**WHAT THE TASK ASKS**
Hunt through the entries for the word "previous" and copy each line in which it appears.

━━ EXCERPTED RECORDS

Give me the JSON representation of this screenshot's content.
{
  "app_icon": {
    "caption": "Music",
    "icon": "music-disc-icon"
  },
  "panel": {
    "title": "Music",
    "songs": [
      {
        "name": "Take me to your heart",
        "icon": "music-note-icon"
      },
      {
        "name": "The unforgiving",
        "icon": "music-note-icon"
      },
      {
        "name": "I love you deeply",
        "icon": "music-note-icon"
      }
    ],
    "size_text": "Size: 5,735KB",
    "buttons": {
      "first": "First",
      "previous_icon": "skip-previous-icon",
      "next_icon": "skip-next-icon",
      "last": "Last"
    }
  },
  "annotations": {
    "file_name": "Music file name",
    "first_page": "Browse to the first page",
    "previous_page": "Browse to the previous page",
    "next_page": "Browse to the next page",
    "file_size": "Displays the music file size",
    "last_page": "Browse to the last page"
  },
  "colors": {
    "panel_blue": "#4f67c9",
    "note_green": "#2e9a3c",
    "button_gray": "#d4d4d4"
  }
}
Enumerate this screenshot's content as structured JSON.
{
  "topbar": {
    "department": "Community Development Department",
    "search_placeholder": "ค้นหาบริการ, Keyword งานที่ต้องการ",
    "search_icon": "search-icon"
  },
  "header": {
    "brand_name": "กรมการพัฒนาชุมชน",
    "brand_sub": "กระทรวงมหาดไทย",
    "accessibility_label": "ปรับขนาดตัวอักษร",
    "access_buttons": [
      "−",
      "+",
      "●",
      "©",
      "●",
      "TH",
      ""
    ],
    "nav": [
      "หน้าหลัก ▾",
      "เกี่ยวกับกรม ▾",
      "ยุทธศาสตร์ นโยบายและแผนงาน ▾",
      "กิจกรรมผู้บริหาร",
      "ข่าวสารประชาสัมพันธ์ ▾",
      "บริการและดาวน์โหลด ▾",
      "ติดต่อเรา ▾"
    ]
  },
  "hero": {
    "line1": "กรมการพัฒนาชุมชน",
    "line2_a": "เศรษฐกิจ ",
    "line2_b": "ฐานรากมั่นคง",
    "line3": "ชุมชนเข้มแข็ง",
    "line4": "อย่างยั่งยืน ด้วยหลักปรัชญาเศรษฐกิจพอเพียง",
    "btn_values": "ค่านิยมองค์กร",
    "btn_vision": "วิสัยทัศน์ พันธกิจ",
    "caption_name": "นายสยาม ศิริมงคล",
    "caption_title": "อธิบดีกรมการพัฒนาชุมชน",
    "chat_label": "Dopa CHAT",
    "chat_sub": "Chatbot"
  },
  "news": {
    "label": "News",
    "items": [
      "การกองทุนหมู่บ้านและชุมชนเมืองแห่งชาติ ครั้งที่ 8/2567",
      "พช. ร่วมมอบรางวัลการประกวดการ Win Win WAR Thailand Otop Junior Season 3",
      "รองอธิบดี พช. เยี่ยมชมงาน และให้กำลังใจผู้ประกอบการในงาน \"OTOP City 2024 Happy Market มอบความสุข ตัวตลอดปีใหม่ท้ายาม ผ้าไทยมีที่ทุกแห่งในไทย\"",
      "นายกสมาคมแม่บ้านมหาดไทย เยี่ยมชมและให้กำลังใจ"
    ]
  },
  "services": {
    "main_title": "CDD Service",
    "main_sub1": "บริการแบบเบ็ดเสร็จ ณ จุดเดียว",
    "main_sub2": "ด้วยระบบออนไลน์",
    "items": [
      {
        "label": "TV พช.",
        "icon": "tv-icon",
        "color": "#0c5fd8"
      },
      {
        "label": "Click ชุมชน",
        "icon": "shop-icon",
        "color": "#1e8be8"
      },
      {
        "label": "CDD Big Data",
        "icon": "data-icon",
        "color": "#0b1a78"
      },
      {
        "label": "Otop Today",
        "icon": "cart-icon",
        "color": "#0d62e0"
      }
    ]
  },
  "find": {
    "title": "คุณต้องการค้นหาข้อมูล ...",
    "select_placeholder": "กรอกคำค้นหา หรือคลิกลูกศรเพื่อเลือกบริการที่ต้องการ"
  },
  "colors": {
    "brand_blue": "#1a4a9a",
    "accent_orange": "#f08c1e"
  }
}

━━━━

**YOUR SOLUTION**
      "previous_icon": "skip-previous-icon",
    "previous_page": "Browse to the previous page",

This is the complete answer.